(Dataset rows describing interfaces)
◆ ◆ ◆ ◆ ◆ ◆ ◆

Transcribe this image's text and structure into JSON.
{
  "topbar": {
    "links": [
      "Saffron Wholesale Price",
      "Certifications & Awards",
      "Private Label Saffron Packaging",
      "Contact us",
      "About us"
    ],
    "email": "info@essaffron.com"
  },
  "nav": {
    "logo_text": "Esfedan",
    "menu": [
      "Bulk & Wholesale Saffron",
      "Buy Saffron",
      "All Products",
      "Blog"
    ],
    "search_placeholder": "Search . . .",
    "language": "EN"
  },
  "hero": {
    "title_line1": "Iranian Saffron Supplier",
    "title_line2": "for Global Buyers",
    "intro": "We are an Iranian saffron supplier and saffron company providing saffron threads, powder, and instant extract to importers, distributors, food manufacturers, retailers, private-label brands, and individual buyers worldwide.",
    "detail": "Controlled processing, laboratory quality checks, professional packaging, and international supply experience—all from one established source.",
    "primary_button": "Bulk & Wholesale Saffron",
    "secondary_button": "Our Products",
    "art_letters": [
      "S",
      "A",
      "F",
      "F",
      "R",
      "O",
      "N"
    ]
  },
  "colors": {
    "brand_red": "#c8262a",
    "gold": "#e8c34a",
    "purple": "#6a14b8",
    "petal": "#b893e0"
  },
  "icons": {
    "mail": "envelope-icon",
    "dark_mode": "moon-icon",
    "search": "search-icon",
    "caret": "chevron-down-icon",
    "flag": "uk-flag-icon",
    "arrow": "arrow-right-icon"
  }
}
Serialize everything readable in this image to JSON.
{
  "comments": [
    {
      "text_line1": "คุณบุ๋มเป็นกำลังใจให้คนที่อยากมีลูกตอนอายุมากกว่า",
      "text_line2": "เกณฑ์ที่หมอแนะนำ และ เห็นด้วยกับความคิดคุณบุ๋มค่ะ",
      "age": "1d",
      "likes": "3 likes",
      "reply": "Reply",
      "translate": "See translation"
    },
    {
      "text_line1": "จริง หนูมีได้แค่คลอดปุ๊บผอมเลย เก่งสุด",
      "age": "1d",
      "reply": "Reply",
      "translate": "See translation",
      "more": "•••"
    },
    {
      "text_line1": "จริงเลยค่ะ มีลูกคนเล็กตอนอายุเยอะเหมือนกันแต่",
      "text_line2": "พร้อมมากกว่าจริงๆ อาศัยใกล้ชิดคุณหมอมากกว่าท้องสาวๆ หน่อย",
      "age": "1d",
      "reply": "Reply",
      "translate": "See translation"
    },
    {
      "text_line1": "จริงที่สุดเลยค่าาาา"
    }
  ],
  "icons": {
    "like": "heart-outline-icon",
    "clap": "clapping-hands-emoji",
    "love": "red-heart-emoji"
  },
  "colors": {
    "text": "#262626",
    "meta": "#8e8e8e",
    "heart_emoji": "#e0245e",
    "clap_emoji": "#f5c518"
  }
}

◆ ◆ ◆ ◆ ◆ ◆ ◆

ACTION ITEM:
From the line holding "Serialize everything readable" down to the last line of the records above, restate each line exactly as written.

ANSWER SECTION:
Serialize everything readable in this image to JSON.
{
  "comments": [
    {
      "text_line1": "คุณบุ๋มเป็นกำลังใจให้คนที่อยากมีลูกตอนอายุมากกว่า",
      "text_line2": "เกณฑ์ที่หมอแนะนำ และ เห็นด้วยกับความคิดคุณบุ๋มค่ะ",
      "age": "1d",
      "likes": "3 likes",
      "reply": "Reply",
      "translate": "See translation"
    },
    {
      "text_line1": "จริง หนูมีได้แค่คลอดปุ๊บผอมเลย เก่งสุด",
      "age": "1d",
      "reply": "Reply",
      "translate": "See translation",
      "more": "•••"
    },
    {
      "text_line1": "จริงเลยค่ะ มีลูกคนเล็กตอนอายุเยอะเหมือนกันแต่",
      "text_line2": "พร้อมมากกว่าจริงๆ อาศัยใกล้ชิดคุณหมอมากกว่าท้องสาวๆ หน่อย",
      "age": "1d",
      "reply": "Reply",
      "translate": "See translation"
    },
    {
      "text_line1": "จริงที่สุดเลยค่าาาา"
    }
  ],
  "icons": {
    "like": "heart-outline-icon",
    "clap": "clapping-hands-emoji",
    "love": "red-heart-emoji"
  },
  "colors": {
    "text": "#262626",
    "meta": "#8e8e8e",
    "heart_emoji": "#e0245e",
    "clap_emoji": "#f5c518"
  }
}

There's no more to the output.